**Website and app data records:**
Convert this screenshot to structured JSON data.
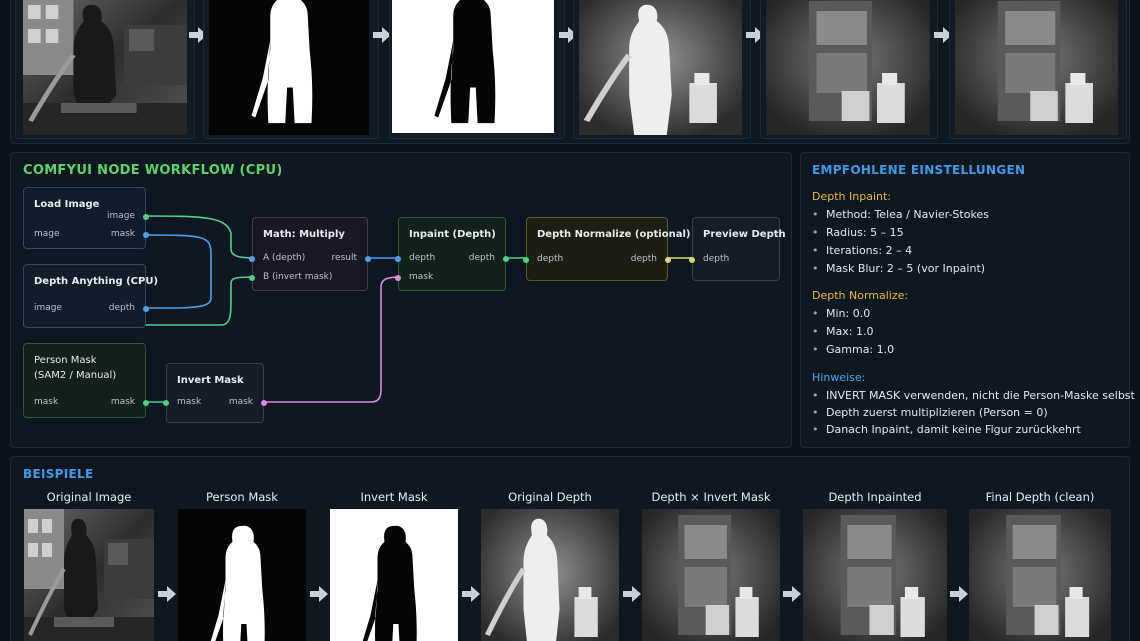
{
  "workflow": {
    "title": "COMFYUI NODE WORKFLOW (CPU)",
    "nodes": {
      "load_image": {
        "title": "Load Image",
        "out_image": "image",
        "in_image": "mage",
        "out_mask": "mask"
      },
      "depth_anything": {
        "title": "Depth Anything (CPU)",
        "in_image": "image",
        "out_depth": "depth"
      },
      "person_mask": {
        "title_line1": "Person Mask",
        "title_line2": "(SAM2 / Manual)",
        "in_mask": "mask",
        "out_mask": "mask"
      },
      "invert_mask": {
        "title": "Invert Mask",
        "in_mask": "mask",
        "out_mask": "mask"
      },
      "math_multiply": {
        "title": "Math: Multiply",
        "in_a": "A (depth)",
        "in_b": "B (invert mask)",
        "out_result": "result"
      },
      "inpaint_depth": {
        "title": "Inpaint (Depth)",
        "in_depth": "depth",
        "in_mask": "mask",
        "out_depth": "depth"
      },
      "depth_normalize": {
        "title": "Depth Normalize (optional)",
        "in_depth": "depth",
        "out_depth": "depth"
      },
      "preview_depth": {
        "title": "Preview Depth",
        "in_depth": "depth"
      }
    }
  },
  "settings": {
    "title": "EMPFOHLENE EINSTELLUNGEN",
    "bullet": "•",
    "inpaint": {
      "heading": "Depth Inpaint:",
      "items": [
        "Method: Telea / Navier-Stokes",
        "Radius: 5 – 15",
        "Iterations: 2 – 4",
        "Mask Blur: 2 – 5 (vor Inpaint)"
      ]
    },
    "normalize": {
      "heading": "Depth Normalize:",
      "items": [
        "Min: 0.0",
        "Max: 1.0",
        "Gamma: 1.0"
      ]
    },
    "hints": {
      "heading": "Hinweise:",
      "items": [
        "INVERT MASK verwenden, nicht die Person-Maske selbst",
        "Depth zuerst multiplizieren (Person = 0)",
        "Danach Inpaint, damit keine Figur zurückkehrt"
      ]
    }
  },
  "examples": {
    "title": "BEISPIELE",
    "labels": [
      "Original Image",
      "Person Mask",
      "Invert Mask",
      "Original Depth",
      "Depth × Invert Mask",
      "Depth Inpainted",
      "Final Depth (clean)"
    ]
  },
  "colors": {
    "green_link": "#4fd08a",
    "blue_link": "#4a9ff0",
    "pink_link": "#d88be6",
    "title_green": "#5ed36a",
    "title_blue": "#3d9bea",
    "heading_yellow": "#e8b93c"
  }
}
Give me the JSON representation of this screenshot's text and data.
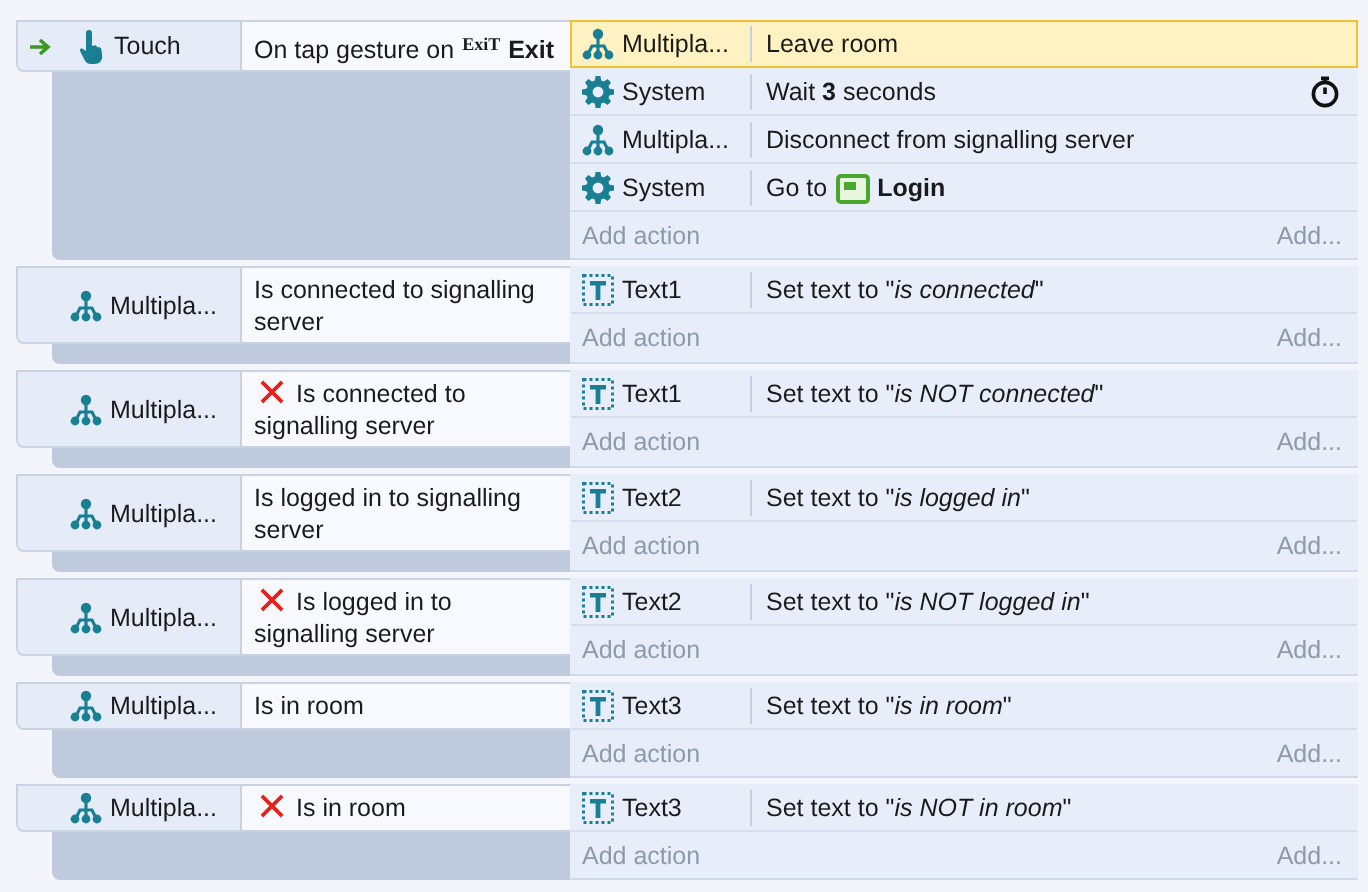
{
  "events": [
    {
      "conditions": [
        {
          "kind": "touch",
          "object": "Touch",
          "trigger": true,
          "inverted": false,
          "text": "On tap gesture on",
          "param": {
            "sprite": "ExiT",
            "name": "Exit"
          }
        }
      ],
      "actions": [
        {
          "kind": "multiplayer",
          "object": "Multipla...",
          "text": "Leave room",
          "selected": true,
          "timer": false
        },
        {
          "kind": "system",
          "object": "System",
          "text": "Wait **3** seconds",
          "selected": false,
          "timer": true
        },
        {
          "kind": "multiplayer",
          "object": "Multipla...",
          "text": "Disconnect from signalling server",
          "selected": false,
          "timer": false
        },
        {
          "kind": "system",
          "object": "System",
          "text": "Go to",
          "selected": false,
          "timer": false,
          "layout": "Login"
        }
      ],
      "add_action": "Add action",
      "add_more": "Add..."
    },
    {
      "conditions": [
        {
          "kind": "multiplayer",
          "object": "Multipla...",
          "trigger": false,
          "inverted": false,
          "text": "Is connected to signalling server"
        }
      ],
      "actions": [
        {
          "kind": "text",
          "object": "Text1",
          "text": "Set text to \"*is connected*\"",
          "selected": false,
          "timer": false
        }
      ],
      "add_action": "Add action",
      "add_more": "Add..."
    },
    {
      "conditions": [
        {
          "kind": "multiplayer",
          "object": "Multipla...",
          "trigger": false,
          "inverted": true,
          "text": "Is connected to signalling server"
        }
      ],
      "actions": [
        {
          "kind": "text",
          "object": "Text1",
          "text": "Set text to \"*is NOT connected*\"",
          "selected": false,
          "timer": false
        }
      ],
      "add_action": "Add action",
      "add_more": "Add..."
    },
    {
      "conditions": [
        {
          "kind": "multiplayer",
          "object": "Multipla...",
          "trigger": false,
          "inverted": false,
          "text": "Is logged in to signalling server"
        }
      ],
      "actions": [
        {
          "kind": "text",
          "object": "Text2",
          "text": "Set text to \"*is logged in*\"",
          "selected": false,
          "timer": false
        }
      ],
      "add_action": "Add action",
      "add_more": "Add..."
    },
    {
      "conditions": [
        {
          "kind": "multiplayer",
          "object": "Multipla...",
          "trigger": false,
          "inverted": true,
          "text": "Is logged in to signalling server"
        }
      ],
      "actions": [
        {
          "kind": "text",
          "object": "Text2",
          "text": "Set text to \"*is NOT logged in*\"",
          "selected": false,
          "timer": false
        }
      ],
      "add_action": "Add action",
      "add_more": "Add..."
    },
    {
      "conditions": [
        {
          "kind": "multiplayer",
          "object": "Multipla...",
          "trigger": false,
          "inverted": false,
          "text": "Is in room"
        }
      ],
      "actions": [
        {
          "kind": "text",
          "object": "Text3",
          "text": "Set text to \"*is in room*\"",
          "selected": false,
          "timer": false
        }
      ],
      "add_action": "Add action",
      "add_more": "Add..."
    },
    {
      "conditions": [
        {
          "kind": "multiplayer",
          "object": "Multipla...",
          "trigger": false,
          "inverted": true,
          "text": "Is in room"
        }
      ],
      "actions": [
        {
          "kind": "text",
          "object": "Text3",
          "text": "Set text to \"*is NOT in room*\"",
          "selected": false,
          "timer": false
        }
      ],
      "add_action": "Add action",
      "add_more": "Add..."
    }
  ]
}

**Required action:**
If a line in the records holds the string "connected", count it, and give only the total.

**Reply:**
4